You’re sitting in your apartment alone watching the doorknob, hoping to see it turn any minute now. Out of the corner of your eye, you monitor your phone waiting for it to light up with a text message or maybe even a phone call. Hours go by and you’re still sitting patiently by yourself, but that doorknob never turns and your phone remains speechless. It’s at that point you realize: they’re not coming. Would you really blame a man for turning to the bottle in this situation? That feeling of emotional purgatory is captured in Loyle Carner’s “The Seamstress,” the 8th track on his debut album Yesterday’s Gone. Much like the rest of the album, “The Seamstress” has a softer and sorrowful melody that tells a story and separates itself as very unique and independent from most mainstream hip-hop.

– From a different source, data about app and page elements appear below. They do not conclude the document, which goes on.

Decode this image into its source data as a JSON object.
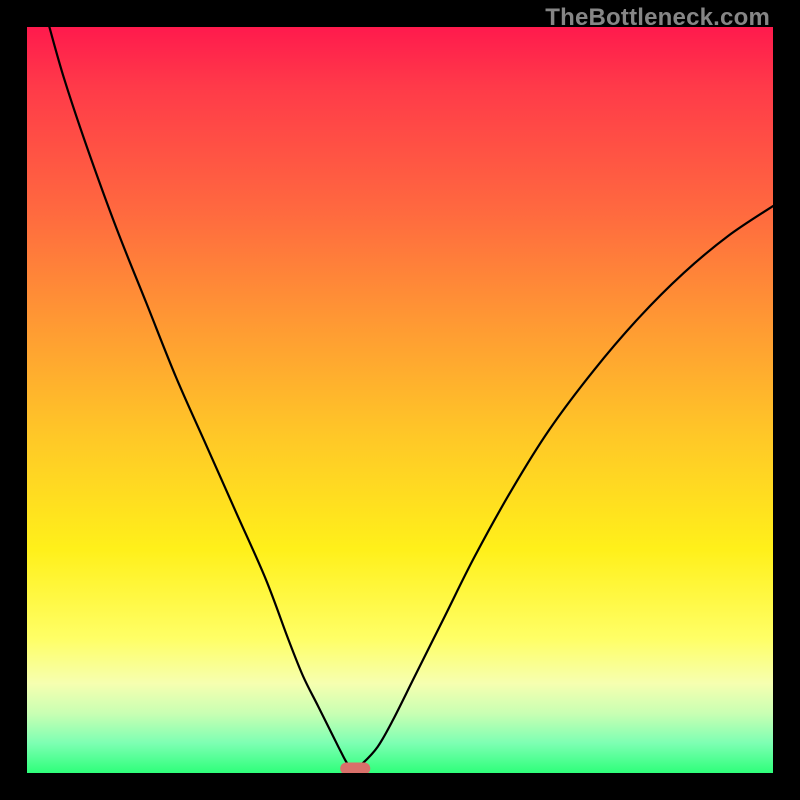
{
  "watermark": {
    "text": "TheBottleneck.com"
  },
  "chart_data": {
    "type": "line",
    "title": "",
    "xlabel": "",
    "ylabel": "",
    "xlim": [
      0,
      100
    ],
    "ylim": [
      0,
      100
    ],
    "grid": false,
    "series": [
      {
        "name": "bottleneck-curve",
        "x": [
          3,
          5,
          8,
          12,
          16,
          20,
          24,
          28,
          32,
          35,
          37,
          39,
          41,
          42,
          43,
          44,
          45,
          47,
          49,
          52,
          56,
          60,
          65,
          70,
          76,
          82,
          88,
          94,
          100
        ],
        "values": [
          100,
          93,
          84,
          73,
          63,
          53,
          44,
          35,
          26,
          18,
          13,
          9,
          5,
          3,
          1.2,
          0.7,
          1.3,
          3.5,
          7,
          13,
          21,
          29,
          38,
          46,
          54,
          61,
          67,
          72,
          76
        ]
      }
    ],
    "annotations": [
      {
        "name": "minimum-marker",
        "x": 44,
        "y": 0.6,
        "shape": "pill",
        "color": "#d9706a"
      }
    ],
    "background": {
      "type": "vertical-gradient",
      "stops": [
        {
          "pos": 0,
          "color": "#ff1a4d"
        },
        {
          "pos": 25,
          "color": "#ff6a3f"
        },
        {
          "pos": 55,
          "color": "#ffc827"
        },
        {
          "pos": 82,
          "color": "#ffff66"
        },
        {
          "pos": 100,
          "color": "#2eff7a"
        }
      ]
    }
  }
}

The song begins with hushed guitar strums, a static-like record player, and random sounds from Carner himself that range from defeated sighs to coughs and sniffles. At the 20 second mark a basic but eloquent drum beat kicks in followed by a shaker and a sparingly used saxophone. When Carner starts rapping, he tells us immediately that he’s “been sinking a lot of whiskey.” Carner refers to his alcoholic tendencies throughout the song, eventually confessing that he’s become this way because of a woman; one that has him “woven like the seamstress.” He goes on to describe their dysfunctional relationship and how it eventually drove her to leave him. Now Carner’s stuck thinking about this girl, drinking and holding out hope that she’s coming back – but she never does. The song ends with Carner looking back on the times before he became emotionally involved with this girl, living single and happy. Much like “+44” and “Damselfly,” “The Seamstress” is raw, genuine and all too real. Similar to a bottle of whiskey, this song gives strength and courage to a sad and lonely soul.